For the girls who did not get streaks, Pita dialed up another style from the annals of angsty youth: “The idea is that the girl shaved the back of her hair off and it grew back in its true color,” he said of the darkened undersides of slick, brushed-back ponytails, which got a shot of sleekness and shine from L’Oréal Professionnel Texture Expert Fixing Mist 4 Hairspray. To take Pita’s idea of punk and make it modern, makeup artist Val Garland went with super-clean skin brightened with moisture, rather than an illuminating cream. “The skin is sculpted through lighting only,” she said, noting that since the hair was quite severe, she used a drugstore brand moisturizer called Egyptian Magic on lids, lips, and cheekbones for a beautifully polished, slightly futuristic glossy effect—a go-to Garland technique that the face painter debuted at Catherine Malandrino in New York. Hard-edged eyes in either black or white completed the look, with blondes getting a white graphic line under their lower lash lines with white mascara and bleached brows and brunettes receiving a black line and black mascara. Both Pita and Garland sightings have been a bit of a rarity in Europe this season, but their originality is always a welcome addition to the backstage beauty discourse.
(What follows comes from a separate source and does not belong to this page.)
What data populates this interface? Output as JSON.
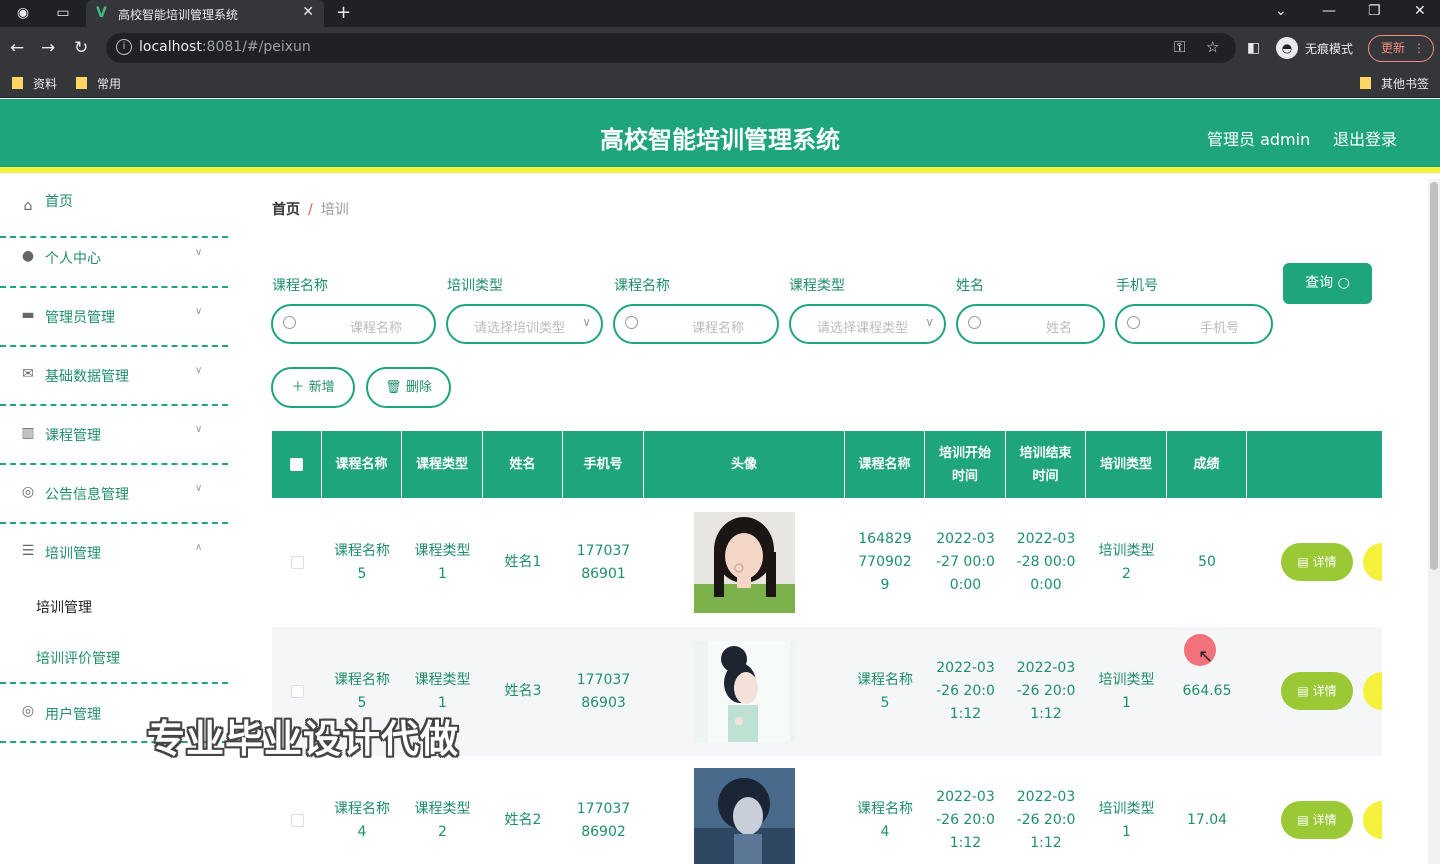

Pop art showed up as backstage beauty inspiration earlier in the season—first at Diane von Furstenberg, by way of a vivid fuchsia lip, and then at Victoria Beckham with saturated violet lids. So when we first laid eyes on the multihued eye shadow onslaught at Christian Dior today, we assumed that Andy Warhol’s influence was lurking somewhere amid the bright pigment pots and red lipstick bullets. But there was more than just a Factory vibe at play, according to makeup artist Pat McGrath. “Technicolor Bettie Page” is how the face-painter described the bold makeup and heavy clip-on fringe she and hairstylist Orlando Pita whipped up at John Galliano’s request. For her part, McGrath turned to an assortment of CoverGirl’s Eye Enhancers in aqua, blue, red, and green for those outrageous peepers, while its LashBlast Fusion mascara, combined with a thin black liquid line—that was flicked out at the end—added extra impact. As if the lids alone weren’t vibrant enough, McGrath finished the look with a slick of Rouge Dior No. 752 lipstick, an orange-tinged crimson, that likely called to mind Warhol’s mouthy Elizabeth Taylor for the art archivists among you.